**Component data from apps and pages**
==*==

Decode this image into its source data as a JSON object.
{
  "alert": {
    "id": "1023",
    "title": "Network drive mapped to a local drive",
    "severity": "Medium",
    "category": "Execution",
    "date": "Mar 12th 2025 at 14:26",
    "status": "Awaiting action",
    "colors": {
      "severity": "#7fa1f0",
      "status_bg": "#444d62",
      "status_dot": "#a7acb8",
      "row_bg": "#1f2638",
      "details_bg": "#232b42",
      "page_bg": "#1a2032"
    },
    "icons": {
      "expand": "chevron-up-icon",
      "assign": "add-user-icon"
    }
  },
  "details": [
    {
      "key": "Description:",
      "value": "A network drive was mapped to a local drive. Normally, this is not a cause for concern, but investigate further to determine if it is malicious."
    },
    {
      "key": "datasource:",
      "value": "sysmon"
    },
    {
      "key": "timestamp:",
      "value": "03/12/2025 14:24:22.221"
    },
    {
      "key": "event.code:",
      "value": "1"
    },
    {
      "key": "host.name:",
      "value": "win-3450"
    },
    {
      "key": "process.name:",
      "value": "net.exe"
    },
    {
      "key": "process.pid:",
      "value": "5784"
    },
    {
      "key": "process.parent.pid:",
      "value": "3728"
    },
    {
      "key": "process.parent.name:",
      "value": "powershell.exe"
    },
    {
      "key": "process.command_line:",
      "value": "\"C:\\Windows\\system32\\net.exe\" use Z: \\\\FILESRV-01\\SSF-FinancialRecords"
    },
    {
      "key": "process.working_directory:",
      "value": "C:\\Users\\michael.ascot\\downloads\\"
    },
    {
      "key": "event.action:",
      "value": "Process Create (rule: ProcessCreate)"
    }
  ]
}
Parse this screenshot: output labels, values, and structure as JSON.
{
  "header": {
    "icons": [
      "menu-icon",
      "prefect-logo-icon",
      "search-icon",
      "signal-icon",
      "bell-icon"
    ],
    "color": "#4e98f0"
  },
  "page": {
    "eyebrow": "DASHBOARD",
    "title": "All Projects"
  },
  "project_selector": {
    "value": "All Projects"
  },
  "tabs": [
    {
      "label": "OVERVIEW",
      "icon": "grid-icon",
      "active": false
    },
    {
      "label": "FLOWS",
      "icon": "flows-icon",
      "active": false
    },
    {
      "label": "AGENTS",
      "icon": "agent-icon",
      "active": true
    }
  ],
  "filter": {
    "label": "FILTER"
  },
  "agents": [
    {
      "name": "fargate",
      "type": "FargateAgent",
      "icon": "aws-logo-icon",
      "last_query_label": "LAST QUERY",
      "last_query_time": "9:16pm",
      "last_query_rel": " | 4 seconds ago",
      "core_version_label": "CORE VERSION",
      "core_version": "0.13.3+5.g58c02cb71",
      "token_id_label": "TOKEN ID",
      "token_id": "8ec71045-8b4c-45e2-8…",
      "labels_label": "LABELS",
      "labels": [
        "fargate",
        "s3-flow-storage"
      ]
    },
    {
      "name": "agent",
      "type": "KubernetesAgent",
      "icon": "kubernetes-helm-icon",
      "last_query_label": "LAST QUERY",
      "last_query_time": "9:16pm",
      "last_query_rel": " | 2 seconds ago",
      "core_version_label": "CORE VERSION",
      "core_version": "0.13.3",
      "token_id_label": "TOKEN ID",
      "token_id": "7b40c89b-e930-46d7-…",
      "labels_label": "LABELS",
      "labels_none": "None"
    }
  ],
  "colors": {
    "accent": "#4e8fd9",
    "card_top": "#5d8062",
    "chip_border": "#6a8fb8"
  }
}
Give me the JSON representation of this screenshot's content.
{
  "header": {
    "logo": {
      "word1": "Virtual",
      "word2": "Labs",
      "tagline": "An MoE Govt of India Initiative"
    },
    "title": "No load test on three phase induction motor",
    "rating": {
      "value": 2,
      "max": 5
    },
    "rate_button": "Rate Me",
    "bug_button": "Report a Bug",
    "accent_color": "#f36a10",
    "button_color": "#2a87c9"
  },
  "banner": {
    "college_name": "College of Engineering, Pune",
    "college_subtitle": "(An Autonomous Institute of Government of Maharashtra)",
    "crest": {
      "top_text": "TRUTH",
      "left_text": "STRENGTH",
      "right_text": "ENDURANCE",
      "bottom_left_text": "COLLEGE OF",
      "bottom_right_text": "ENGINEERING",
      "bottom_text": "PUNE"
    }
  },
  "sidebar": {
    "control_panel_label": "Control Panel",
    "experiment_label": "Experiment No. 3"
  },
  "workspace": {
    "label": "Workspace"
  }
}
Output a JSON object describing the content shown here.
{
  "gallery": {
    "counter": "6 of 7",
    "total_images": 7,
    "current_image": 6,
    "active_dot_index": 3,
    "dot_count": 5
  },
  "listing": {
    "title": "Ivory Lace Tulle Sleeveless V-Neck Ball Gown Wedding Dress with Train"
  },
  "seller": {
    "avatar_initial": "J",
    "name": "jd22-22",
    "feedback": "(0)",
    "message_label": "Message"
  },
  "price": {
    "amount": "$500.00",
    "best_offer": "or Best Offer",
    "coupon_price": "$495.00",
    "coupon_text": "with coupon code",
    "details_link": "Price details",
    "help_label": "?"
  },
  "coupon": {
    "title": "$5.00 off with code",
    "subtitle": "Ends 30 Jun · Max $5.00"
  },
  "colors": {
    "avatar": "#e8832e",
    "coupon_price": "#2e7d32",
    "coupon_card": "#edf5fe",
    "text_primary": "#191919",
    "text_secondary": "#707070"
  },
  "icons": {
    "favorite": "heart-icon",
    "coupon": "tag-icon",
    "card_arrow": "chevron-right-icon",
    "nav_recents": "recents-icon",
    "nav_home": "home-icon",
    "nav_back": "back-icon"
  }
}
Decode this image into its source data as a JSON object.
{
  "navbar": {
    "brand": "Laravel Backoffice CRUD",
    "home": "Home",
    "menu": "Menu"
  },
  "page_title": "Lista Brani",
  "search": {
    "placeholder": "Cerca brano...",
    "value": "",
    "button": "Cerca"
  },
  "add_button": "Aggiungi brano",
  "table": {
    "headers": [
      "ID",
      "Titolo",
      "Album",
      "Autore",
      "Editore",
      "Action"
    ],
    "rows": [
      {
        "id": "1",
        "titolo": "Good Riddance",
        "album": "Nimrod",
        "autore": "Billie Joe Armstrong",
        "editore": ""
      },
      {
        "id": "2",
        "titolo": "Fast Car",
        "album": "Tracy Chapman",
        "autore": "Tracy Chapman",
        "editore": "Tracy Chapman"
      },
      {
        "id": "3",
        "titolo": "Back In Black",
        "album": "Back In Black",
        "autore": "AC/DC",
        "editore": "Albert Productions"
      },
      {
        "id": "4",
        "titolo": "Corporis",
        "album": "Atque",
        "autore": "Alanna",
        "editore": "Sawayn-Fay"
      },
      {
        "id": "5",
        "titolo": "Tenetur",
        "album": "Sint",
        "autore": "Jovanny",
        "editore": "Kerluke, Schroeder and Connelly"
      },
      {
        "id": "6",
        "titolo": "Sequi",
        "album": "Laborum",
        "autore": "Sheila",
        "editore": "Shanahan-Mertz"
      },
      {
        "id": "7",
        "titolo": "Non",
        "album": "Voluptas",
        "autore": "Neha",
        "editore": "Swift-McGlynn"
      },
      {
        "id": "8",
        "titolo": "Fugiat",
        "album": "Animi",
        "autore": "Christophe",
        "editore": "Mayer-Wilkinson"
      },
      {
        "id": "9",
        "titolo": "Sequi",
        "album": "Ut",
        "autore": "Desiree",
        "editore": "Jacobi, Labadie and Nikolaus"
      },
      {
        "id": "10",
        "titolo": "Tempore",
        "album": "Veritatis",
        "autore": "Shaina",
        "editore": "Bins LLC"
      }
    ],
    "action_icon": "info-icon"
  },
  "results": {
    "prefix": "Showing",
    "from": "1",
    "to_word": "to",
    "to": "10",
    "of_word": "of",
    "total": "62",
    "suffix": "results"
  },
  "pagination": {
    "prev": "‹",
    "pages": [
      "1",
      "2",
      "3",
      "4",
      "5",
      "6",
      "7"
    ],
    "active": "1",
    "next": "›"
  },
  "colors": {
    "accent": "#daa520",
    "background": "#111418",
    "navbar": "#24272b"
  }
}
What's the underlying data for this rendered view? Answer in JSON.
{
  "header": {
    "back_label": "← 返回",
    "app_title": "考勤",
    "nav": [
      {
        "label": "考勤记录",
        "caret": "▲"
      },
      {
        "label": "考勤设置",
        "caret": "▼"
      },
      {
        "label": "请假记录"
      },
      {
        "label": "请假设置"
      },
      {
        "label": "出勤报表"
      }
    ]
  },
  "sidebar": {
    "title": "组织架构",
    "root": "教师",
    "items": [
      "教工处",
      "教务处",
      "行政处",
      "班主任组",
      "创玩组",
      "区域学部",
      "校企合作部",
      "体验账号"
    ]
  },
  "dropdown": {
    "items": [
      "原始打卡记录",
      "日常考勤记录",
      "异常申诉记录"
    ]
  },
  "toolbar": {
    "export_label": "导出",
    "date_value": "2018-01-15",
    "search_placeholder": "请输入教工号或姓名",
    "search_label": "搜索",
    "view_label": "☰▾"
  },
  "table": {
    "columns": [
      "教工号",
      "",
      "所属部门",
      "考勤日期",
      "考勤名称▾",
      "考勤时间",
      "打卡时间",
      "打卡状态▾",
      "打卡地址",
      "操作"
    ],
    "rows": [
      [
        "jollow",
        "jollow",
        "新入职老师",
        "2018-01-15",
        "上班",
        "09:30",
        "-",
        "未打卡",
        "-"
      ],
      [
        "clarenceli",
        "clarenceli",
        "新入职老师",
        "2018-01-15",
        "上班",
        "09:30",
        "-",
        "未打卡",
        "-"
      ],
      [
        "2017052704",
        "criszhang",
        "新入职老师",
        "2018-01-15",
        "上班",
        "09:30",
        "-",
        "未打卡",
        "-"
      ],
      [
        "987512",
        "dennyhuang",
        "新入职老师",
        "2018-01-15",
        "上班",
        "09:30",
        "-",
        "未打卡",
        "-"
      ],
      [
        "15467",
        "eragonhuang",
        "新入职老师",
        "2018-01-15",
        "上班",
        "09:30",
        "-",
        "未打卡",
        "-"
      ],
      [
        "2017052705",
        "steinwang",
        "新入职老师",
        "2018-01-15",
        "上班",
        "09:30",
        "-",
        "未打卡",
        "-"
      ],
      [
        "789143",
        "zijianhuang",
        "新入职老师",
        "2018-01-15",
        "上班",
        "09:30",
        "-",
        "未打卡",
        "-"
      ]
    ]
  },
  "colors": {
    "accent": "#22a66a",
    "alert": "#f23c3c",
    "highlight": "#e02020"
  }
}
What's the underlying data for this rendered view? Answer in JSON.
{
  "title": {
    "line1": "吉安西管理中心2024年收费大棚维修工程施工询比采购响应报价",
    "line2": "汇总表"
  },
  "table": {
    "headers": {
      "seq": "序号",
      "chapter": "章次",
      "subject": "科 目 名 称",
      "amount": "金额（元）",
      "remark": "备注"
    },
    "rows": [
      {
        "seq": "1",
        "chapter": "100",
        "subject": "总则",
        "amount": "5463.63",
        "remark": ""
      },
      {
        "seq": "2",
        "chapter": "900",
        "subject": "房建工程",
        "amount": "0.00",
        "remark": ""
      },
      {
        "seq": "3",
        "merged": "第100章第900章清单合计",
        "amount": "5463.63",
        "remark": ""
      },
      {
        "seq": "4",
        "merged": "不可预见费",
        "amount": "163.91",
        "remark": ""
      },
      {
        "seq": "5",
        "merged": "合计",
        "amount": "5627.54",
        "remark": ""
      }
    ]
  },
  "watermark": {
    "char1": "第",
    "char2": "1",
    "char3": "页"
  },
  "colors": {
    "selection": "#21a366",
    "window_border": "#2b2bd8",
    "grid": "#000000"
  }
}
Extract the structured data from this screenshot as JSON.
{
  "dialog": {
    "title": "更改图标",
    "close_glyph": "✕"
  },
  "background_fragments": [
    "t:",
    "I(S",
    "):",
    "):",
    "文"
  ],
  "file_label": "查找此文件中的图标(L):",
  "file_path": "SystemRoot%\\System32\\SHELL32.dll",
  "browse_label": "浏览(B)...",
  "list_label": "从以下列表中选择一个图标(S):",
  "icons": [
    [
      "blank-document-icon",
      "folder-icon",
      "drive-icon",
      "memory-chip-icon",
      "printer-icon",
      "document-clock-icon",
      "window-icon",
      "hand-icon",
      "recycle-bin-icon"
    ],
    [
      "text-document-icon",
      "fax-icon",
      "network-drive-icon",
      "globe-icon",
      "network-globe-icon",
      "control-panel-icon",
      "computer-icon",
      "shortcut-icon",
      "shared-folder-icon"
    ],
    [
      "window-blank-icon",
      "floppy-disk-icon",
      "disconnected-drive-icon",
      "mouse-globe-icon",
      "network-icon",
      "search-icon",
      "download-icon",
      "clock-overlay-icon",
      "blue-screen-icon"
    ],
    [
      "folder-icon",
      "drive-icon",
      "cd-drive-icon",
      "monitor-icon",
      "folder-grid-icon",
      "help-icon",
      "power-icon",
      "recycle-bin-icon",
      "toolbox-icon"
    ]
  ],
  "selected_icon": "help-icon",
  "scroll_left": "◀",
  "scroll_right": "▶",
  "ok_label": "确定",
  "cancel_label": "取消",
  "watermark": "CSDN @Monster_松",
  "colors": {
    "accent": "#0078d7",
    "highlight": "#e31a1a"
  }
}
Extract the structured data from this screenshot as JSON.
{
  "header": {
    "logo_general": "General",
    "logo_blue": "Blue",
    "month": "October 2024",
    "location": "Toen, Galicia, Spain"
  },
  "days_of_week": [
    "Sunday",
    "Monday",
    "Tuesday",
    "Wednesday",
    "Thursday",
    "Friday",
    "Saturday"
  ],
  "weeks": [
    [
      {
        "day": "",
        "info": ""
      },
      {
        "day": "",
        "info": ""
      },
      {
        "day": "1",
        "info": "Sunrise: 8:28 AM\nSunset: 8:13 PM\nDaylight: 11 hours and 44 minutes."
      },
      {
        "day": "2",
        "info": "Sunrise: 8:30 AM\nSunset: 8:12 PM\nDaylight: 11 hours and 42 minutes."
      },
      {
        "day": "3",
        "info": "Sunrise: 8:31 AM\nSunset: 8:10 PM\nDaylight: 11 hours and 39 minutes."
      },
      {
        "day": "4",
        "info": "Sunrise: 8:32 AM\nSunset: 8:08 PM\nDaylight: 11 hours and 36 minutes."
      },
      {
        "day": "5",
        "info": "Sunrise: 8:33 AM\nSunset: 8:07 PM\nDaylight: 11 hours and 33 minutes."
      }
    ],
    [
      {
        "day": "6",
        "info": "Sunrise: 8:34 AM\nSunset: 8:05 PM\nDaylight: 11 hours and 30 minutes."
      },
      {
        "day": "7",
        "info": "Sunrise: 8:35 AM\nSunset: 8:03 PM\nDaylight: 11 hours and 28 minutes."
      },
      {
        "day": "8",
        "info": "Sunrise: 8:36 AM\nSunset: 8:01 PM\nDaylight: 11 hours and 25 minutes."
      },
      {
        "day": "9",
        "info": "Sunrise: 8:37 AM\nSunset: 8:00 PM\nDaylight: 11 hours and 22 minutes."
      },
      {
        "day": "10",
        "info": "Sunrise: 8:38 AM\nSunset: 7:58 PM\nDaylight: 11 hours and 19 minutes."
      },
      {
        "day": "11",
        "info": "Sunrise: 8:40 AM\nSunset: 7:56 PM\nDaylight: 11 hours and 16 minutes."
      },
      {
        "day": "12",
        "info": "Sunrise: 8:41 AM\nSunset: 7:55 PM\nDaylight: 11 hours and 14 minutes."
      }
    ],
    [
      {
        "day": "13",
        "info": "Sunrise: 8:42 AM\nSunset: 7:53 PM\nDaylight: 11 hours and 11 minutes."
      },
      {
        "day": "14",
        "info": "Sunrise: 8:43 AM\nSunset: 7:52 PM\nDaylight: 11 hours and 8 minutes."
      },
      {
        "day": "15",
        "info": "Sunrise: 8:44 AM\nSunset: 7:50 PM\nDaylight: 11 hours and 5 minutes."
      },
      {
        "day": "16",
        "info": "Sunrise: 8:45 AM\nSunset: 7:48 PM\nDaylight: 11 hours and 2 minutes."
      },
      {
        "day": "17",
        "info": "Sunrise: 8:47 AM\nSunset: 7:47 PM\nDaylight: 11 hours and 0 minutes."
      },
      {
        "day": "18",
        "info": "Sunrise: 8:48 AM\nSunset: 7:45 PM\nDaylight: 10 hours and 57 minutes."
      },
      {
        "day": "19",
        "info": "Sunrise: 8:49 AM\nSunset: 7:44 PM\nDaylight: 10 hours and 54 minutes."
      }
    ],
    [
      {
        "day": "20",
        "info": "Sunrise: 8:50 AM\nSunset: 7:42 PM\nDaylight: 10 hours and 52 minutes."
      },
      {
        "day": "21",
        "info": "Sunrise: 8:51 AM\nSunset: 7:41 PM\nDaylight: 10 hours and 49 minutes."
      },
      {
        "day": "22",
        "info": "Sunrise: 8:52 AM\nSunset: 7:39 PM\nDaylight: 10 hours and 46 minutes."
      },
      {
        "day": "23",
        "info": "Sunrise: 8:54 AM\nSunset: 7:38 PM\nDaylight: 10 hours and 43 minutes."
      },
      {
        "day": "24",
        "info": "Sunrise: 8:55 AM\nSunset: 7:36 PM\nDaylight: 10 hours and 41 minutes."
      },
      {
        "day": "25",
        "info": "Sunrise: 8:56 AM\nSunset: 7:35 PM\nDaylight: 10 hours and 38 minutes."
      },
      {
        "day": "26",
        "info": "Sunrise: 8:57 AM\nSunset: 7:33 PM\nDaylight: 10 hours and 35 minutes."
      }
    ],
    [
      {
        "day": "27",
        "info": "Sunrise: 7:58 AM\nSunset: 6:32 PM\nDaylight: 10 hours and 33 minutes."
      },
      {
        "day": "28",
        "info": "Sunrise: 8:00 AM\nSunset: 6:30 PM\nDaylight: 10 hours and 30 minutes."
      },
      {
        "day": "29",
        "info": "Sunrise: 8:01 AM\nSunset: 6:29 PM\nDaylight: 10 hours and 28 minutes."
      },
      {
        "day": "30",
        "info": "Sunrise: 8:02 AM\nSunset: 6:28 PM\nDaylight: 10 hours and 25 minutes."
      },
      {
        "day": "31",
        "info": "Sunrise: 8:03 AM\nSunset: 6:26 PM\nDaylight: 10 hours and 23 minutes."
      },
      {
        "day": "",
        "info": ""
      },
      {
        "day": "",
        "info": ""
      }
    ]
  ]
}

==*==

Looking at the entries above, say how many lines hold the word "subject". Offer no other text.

**Task response**
3